Device Security—By Country (continued)

Mobile/ Wearable Device Vulnerability

Devices Accessed/Monitored by Third Parties

Third-Party Security—Overall

Third-Party Security Provisions—By Country

Third-Party Security Provisions—By Adoption Category

Third-Party Security Provisions—By Country

Third-Party Security Provisions—By Adoption Category

Legal Disclaimer

Profile of Respondents—Overall

Age Profile of Respondents within Adoption Categories

Age and Dwelling Profile of Adopters

Age Profile of Respondents within Dwelling Types

Profile of US Respondents

Profile of US Respondents (continued)

Profile of US Respondents (continued)

Profile of Canada Respondents

Profile of Canada Respondents (continued)

Profile of Canada Respondents (continued)

The Frost & Sullivan Story

Value Proposition: Future of Your Company & Career

Global Perspective

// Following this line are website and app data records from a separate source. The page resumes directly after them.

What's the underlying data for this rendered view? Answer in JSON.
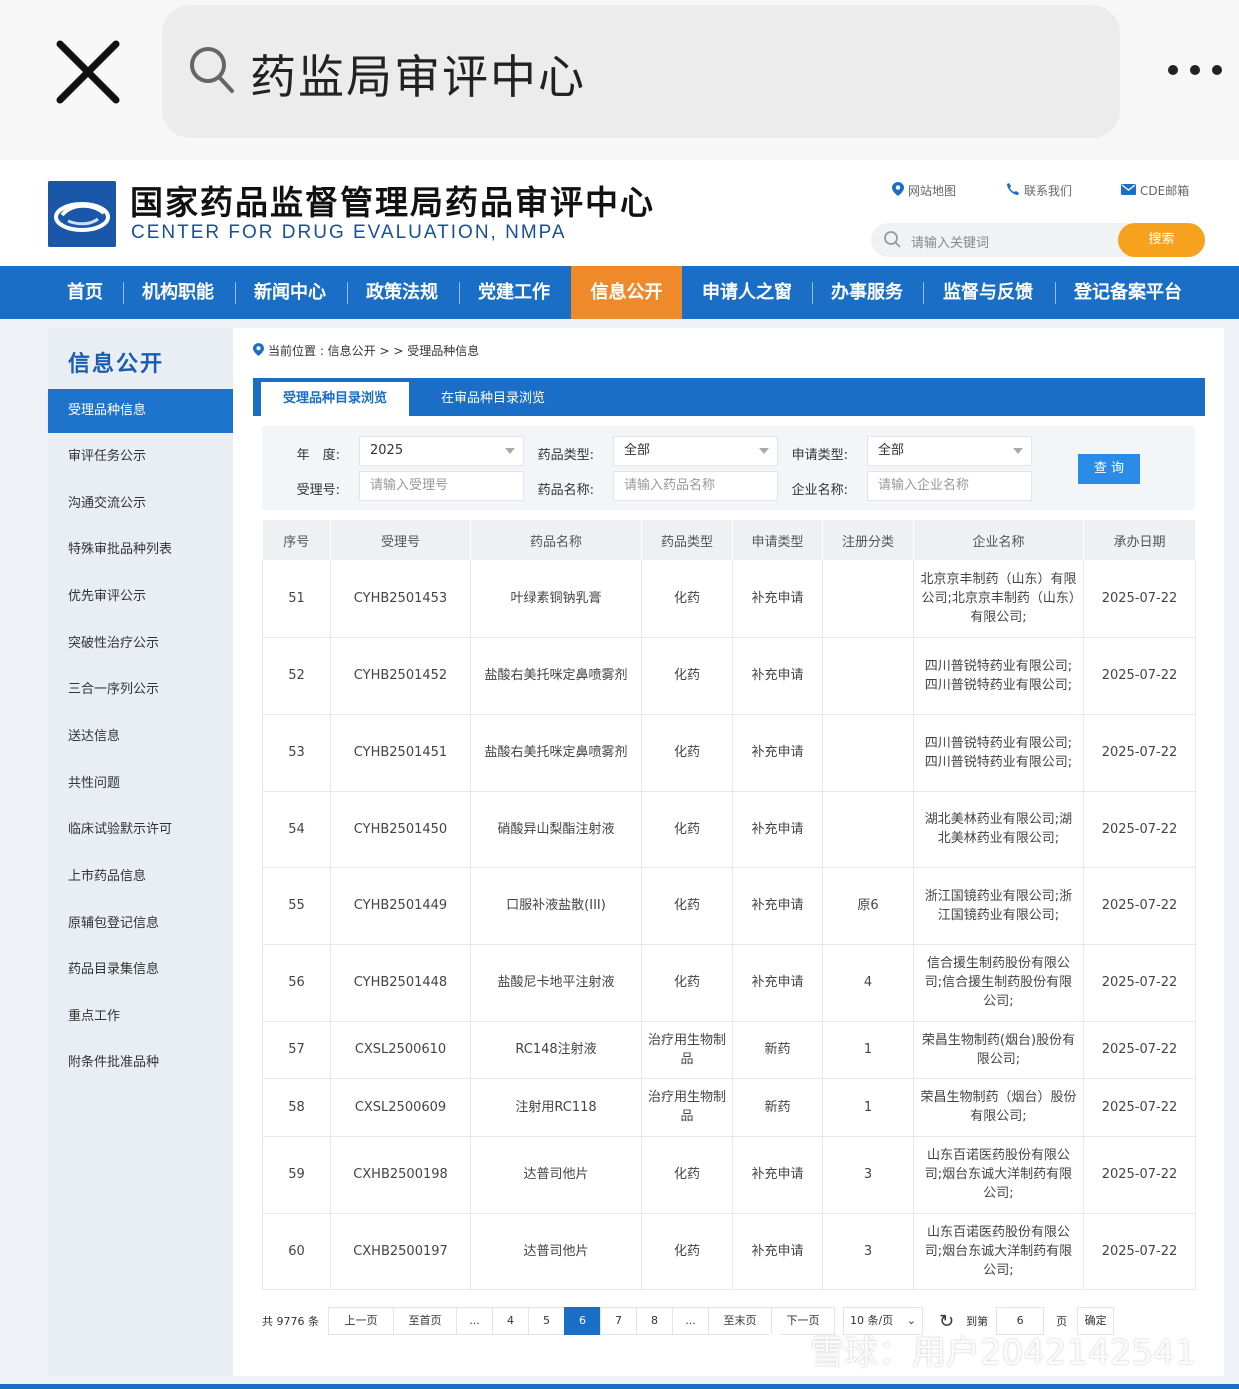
{
  "search": {
    "query": "药监局审评中心"
  },
  "header": {
    "title_cn": "国家药品监督管理局药品审评中心",
    "title_en": "CENTER FOR DRUG EVALUATION, NMPA",
    "links": [
      "网站地图",
      "联系我们",
      "CDE邮箱"
    ],
    "search_placeholder": "请输入关键词",
    "search_button": "搜索"
  },
  "nav": [
    "首页",
    "机构职能",
    "新闻中心",
    "政策法规",
    "党建工作",
    "信息公开",
    "申请人之窗",
    "办事服务",
    "监督与反馈",
    "登记备案平台"
  ],
  "nav_active": "信息公开",
  "sidebar": {
    "title": "信息公开",
    "items": [
      "受理品种信息",
      "审评任务公示",
      "沟通交流公示",
      "特殊审批品种列表",
      "优先审评公示",
      "突破性治疗公示",
      "三合一序列公示",
      "送达信息",
      "共性问题",
      "临床试验默示许可",
      "上市药品信息",
      "原辅包登记信息",
      "药品目录集信息",
      "重点工作",
      "附条件批准品种"
    ]
  },
  "breadcrumb": "当前位置 : 信息公开 > > 受理品种信息",
  "tabs": [
    "受理品种目录浏览",
    "在审品种目录浏览"
  ],
  "filters": {
    "year_label": "年　度:",
    "year_value": "2025",
    "drug_type_label": "药品类型:",
    "drug_type_value": "全部",
    "apply_type_label": "申请类型:",
    "apply_type_value": "全部",
    "accept_no_label": "受理号:",
    "accept_no_placeholder": "请输入受理号",
    "drug_name_label": "药品名称:",
    "drug_name_placeholder": "请输入药品名称",
    "company_label": "企业名称:",
    "company_placeholder": "请输入企业名称",
    "query_button": "查 询"
  },
  "table": {
    "headers": [
      "序号",
      "受理号",
      "药品名称",
      "药品类型",
      "申请类型",
      "注册分类",
      "企业名称",
      "承办日期"
    ],
    "rows": [
      [
        "51",
        "CYHB2501453",
        "叶绿素铜钠乳膏",
        "化药",
        "补充申请",
        "",
        "北京京丰制药（山东）有限公司;北京京丰制药（山东）有限公司;",
        "2025-07-22"
      ],
      [
        "52",
        "CYHB2501452",
        "盐酸右美托咪定鼻喷雾剂",
        "化药",
        "补充申请",
        "",
        "四川普锐特药业有限公司;四川普锐特药业有限公司;",
        "2025-07-22"
      ],
      [
        "53",
        "CYHB2501451",
        "盐酸右美托咪定鼻喷雾剂",
        "化药",
        "补充申请",
        "",
        "四川普锐特药业有限公司;四川普锐特药业有限公司;",
        "2025-07-22"
      ],
      [
        "54",
        "CYHB2501450",
        "硝酸异山梨酯注射液",
        "化药",
        "补充申请",
        "",
        "湖北美林药业有限公司;湖北美林药业有限公司;",
        "2025-07-22"
      ],
      [
        "55",
        "CYHB2501449",
        "口服补液盐散(III)",
        "化药",
        "补充申请",
        "原6",
        "浙江国镜药业有限公司;浙江国镜药业有限公司;",
        "2025-07-22"
      ],
      [
        "56",
        "CYHB2501448",
        "盐酸尼卡地平注射液",
        "化药",
        "补充申请",
        "4",
        "信合援生制药股份有限公司;信合援生制药股份有限公司;",
        "2025-07-22"
      ],
      [
        "57",
        "CXSL2500610",
        "RC148注射液",
        "治疗用生物制品",
        "新药",
        "1",
        "荣昌生物制药(烟台)股份有限公司;",
        "2025-07-22"
      ],
      [
        "58",
        "CXSL2500609",
        "注射用RC118",
        "治疗用生物制品",
        "新药",
        "1",
        "荣昌生物制药（烟台）股份有限公司;",
        "2025-07-22"
      ],
      [
        "59",
        "CXHB2500198",
        "达普司他片",
        "化药",
        "补充申请",
        "3",
        "山东百诺医药股份有限公司;烟台东诚大洋制药有限公司;",
        "2025-07-22"
      ],
      [
        "60",
        "CXHB2500197",
        "达普司他片",
        "化药",
        "补充申请",
        "3",
        "山东百诺医药股份有限公司;烟台东诚大洋制药有限公司;",
        "2025-07-22"
      ]
    ]
  },
  "pagination": {
    "total": "共 9776 条",
    "prev": "上一页",
    "first": "至首页",
    "ellipsis": "...",
    "pages": [
      "4",
      "5",
      "6",
      "7",
      "8"
    ],
    "current": "6",
    "last": "至末页",
    "next": "下一页",
    "page_size": "10 条/页",
    "goto_label": "到第",
    "goto_value": "6",
    "page_unit": "页",
    "confirm": "确定"
  },
  "watermark": "雪球：用户2042142541",
  "colors": {
    "brand_blue": "#1b6ec6",
    "active_orange": "#ef8a2a",
    "search_orange": "#f6a21e"
  }
}
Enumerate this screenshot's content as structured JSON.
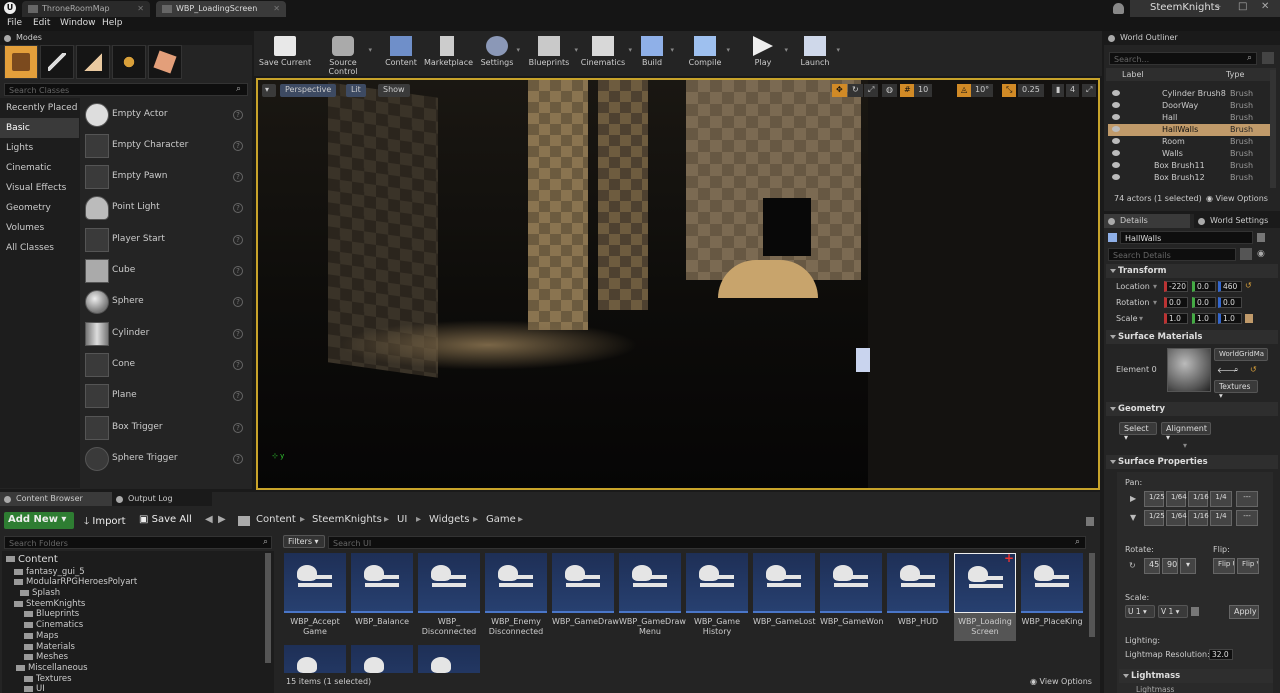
{
  "titlebar": {
    "tabs": [
      "ThroneRoomMap",
      "WBP_LoadingScreen"
    ],
    "project_name": "SteemKnights"
  },
  "menubar": [
    "File",
    "Edit",
    "Window",
    "Help"
  ],
  "modes": {
    "tab": "Modes",
    "search_placeholder": "Search Classes",
    "categories": [
      "Recently Placed",
      "Basic",
      "Lights",
      "Cinematic",
      "Visual Effects",
      "Geometry",
      "Volumes",
      "All Classes"
    ],
    "items": [
      "Empty Actor",
      "Empty Character",
      "Empty Pawn",
      "Point Light",
      "Player Start",
      "Cube",
      "Sphere",
      "Cylinder",
      "Cone",
      "Plane",
      "Box Trigger",
      "Sphere Trigger"
    ]
  },
  "toolbar": [
    {
      "label": "Save Current",
      "icon": "save-icon"
    },
    {
      "label": "Source Control",
      "icon": "source-control-icon"
    },
    {
      "label": "Content",
      "icon": "content-icon"
    },
    {
      "label": "Marketplace",
      "icon": "marketplace-icon"
    },
    {
      "label": "Settings",
      "icon": "settings-icon"
    },
    {
      "label": "Blueprints",
      "icon": "blueprints-icon"
    },
    {
      "label": "Cinematics",
      "icon": "cinematics-icon"
    },
    {
      "label": "Build",
      "icon": "build-icon"
    },
    {
      "label": "Compile",
      "icon": "compile-icon"
    },
    {
      "label": "Play",
      "icon": "play-icon"
    },
    {
      "label": "Launch",
      "icon": "launch-icon"
    }
  ],
  "viewport": {
    "perspective": "Perspective",
    "lit": "Lit",
    "show": "Show",
    "grid_snap": "10",
    "rot_snap": "10°",
    "scale_snap": "0.25",
    "cam_speed": "4"
  },
  "outliner": {
    "tab": "World Outliner",
    "search_placeholder": "Search...",
    "col_label": "Label",
    "col_type": "Type",
    "rows": [
      {
        "name": "Cylinder Brush8",
        "type": "Brush"
      },
      {
        "name": "DoorWay",
        "type": "Brush"
      },
      {
        "name": "Hall",
        "type": "Brush"
      },
      {
        "name": "HallWalls",
        "type": "Brush"
      },
      {
        "name": "Room",
        "type": "Brush"
      },
      {
        "name": "Walls",
        "type": "Brush"
      },
      {
        "name": "Box Brush11",
        "type": "Brush"
      },
      {
        "name": "Box Brush12",
        "type": "Brush"
      }
    ],
    "status": "74 actors (1 selected)",
    "view_options": "View Options"
  },
  "details": {
    "tab": "Details",
    "tab2": "World Settings",
    "name_value": "HallWalls",
    "search_placeholder": "Search Details",
    "transform": "Transform",
    "location": "Location",
    "rotation": "Rotation",
    "scale": "Scale",
    "loc_x": "-220",
    "loc_y": "0.0",
    "loc_z": "460",
    "rot_x": "0.0",
    "rot_y": "0.0",
    "rot_z": "0.0",
    "sc_x": "1.0",
    "sc_y": "1.0",
    "sc_z": "1.0",
    "surface_materials": "Surface Materials",
    "element0": "Element 0",
    "material_name": "WorldGridMa",
    "textures": "Textures",
    "geometry": "Geometry",
    "select": "Select",
    "alignment": "Alignment",
    "surface_properties": "Surface Properties",
    "pan": "Pan:",
    "pan_vals": [
      "1/25",
      "1/64",
      "1/16",
      "1/4",
      "---"
    ],
    "rotate": "Rotate:",
    "rot_v1": "45",
    "rot_v2": "90",
    "flip": "Flip:",
    "flip_u": "Flip U",
    "flip_v": "Flip V",
    "scale_lbl": "Scale:",
    "scale_u": "U 1",
    "scale_v": "V 1",
    "apply": "Apply",
    "lighting": "Lighting:",
    "lightmap_res": "Lightmap Resolution:",
    "lightmap_val": "32.0",
    "lightmass": "Lightmass",
    "lightmass_sub": "Lightmass"
  },
  "bottom_tabs": [
    "Content Browser",
    "Output Log"
  ],
  "content_browser": {
    "add_new": "Add New",
    "import": "Import",
    "save_all": "Save All",
    "breadcrumb": [
      "Content",
      "SteemKnights",
      "UI",
      "Widgets",
      "Game"
    ],
    "folder_search": "Search Folders",
    "filters": "Filters",
    "asset_search": "Search UI",
    "folders": [
      {
        "name": "Content",
        "level": 0
      },
      {
        "name": "fantasy_gui_5",
        "level": 1
      },
      {
        "name": "ModularRPGHeroesPolyart",
        "level": 1
      },
      {
        "name": "Splash",
        "level": 1
      },
      {
        "name": "SteemKnights",
        "level": 1
      },
      {
        "name": "Blueprints",
        "level": 2
      },
      {
        "name": "Cinematics",
        "level": 2
      },
      {
        "name": "Maps",
        "level": 2
      },
      {
        "name": "Materials",
        "level": 2
      },
      {
        "name": "Meshes",
        "level": 2
      },
      {
        "name": "Miscellaneous",
        "level": 2
      },
      {
        "name": "Textures",
        "level": 2
      },
      {
        "name": "UI",
        "level": 2
      }
    ],
    "assets": [
      "WBP_Accept Game",
      "WBP_Balance",
      "WBP_ Disconnected",
      "WBP_Enemy Disconnected",
      "WBP_GameDraw",
      "WBP_GameDraw Menu",
      "WBP_Game History",
      "WBP_GameLost",
      "WBP_GameWon",
      "WBP_HUD",
      "WBP_Loading Screen",
      "WBP_PlaceKing"
    ],
    "status": "15 items (1 selected)",
    "view_options": "View Options"
  }
}
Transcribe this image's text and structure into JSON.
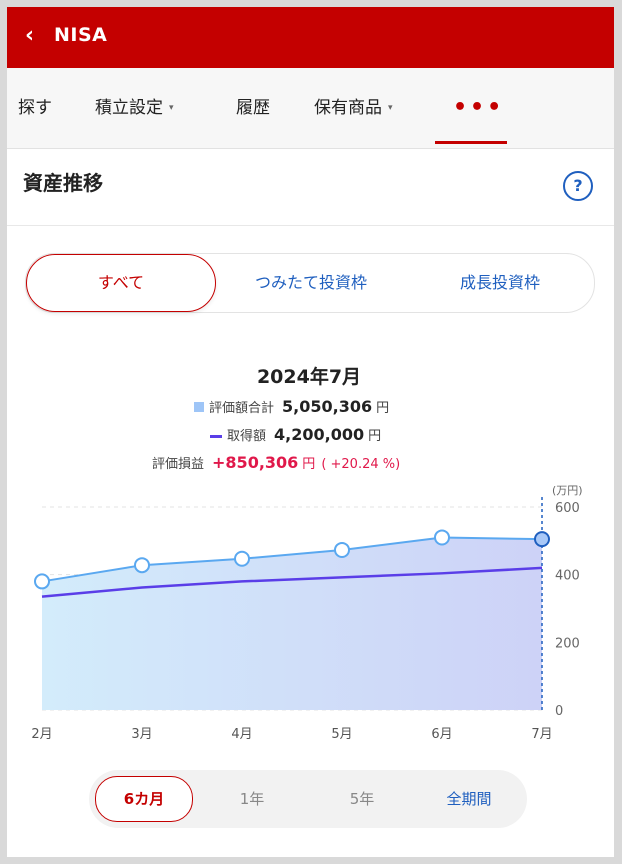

Industry Convergence

360º Research Perspective

Implementation Excellence

Our Blue Ocean Strategy

Related Research
The ecosystem of the connected homes market has expanded quite rapidly over the last five years, encompassing a host of technology vendors and service providers from home automation to information and communications technology (ICT), integrated service providers, utilities, and more. This study, based on a survey of 1,263 respondents in the United States and Canada, reveals that the adoption of smart home technologies is significant, growing, and challenging. It identifies key differences in the attitudes and behaviors of connected home solution adopters, potential adopters, and non-adopters. The study provides an understanding of the types of smart technologies, devices, and cybersecurity measures that are being used in North American homes.
More Information
No Index No
Podcast No
Author Konkana Khaund
Industries Environment
WIP Number K05A-01-00-00-00
Keyword 1 Connected Home
Keyword 2 Connected Home
Keyword 3 Implications of Cyber Risks
Is Prebook No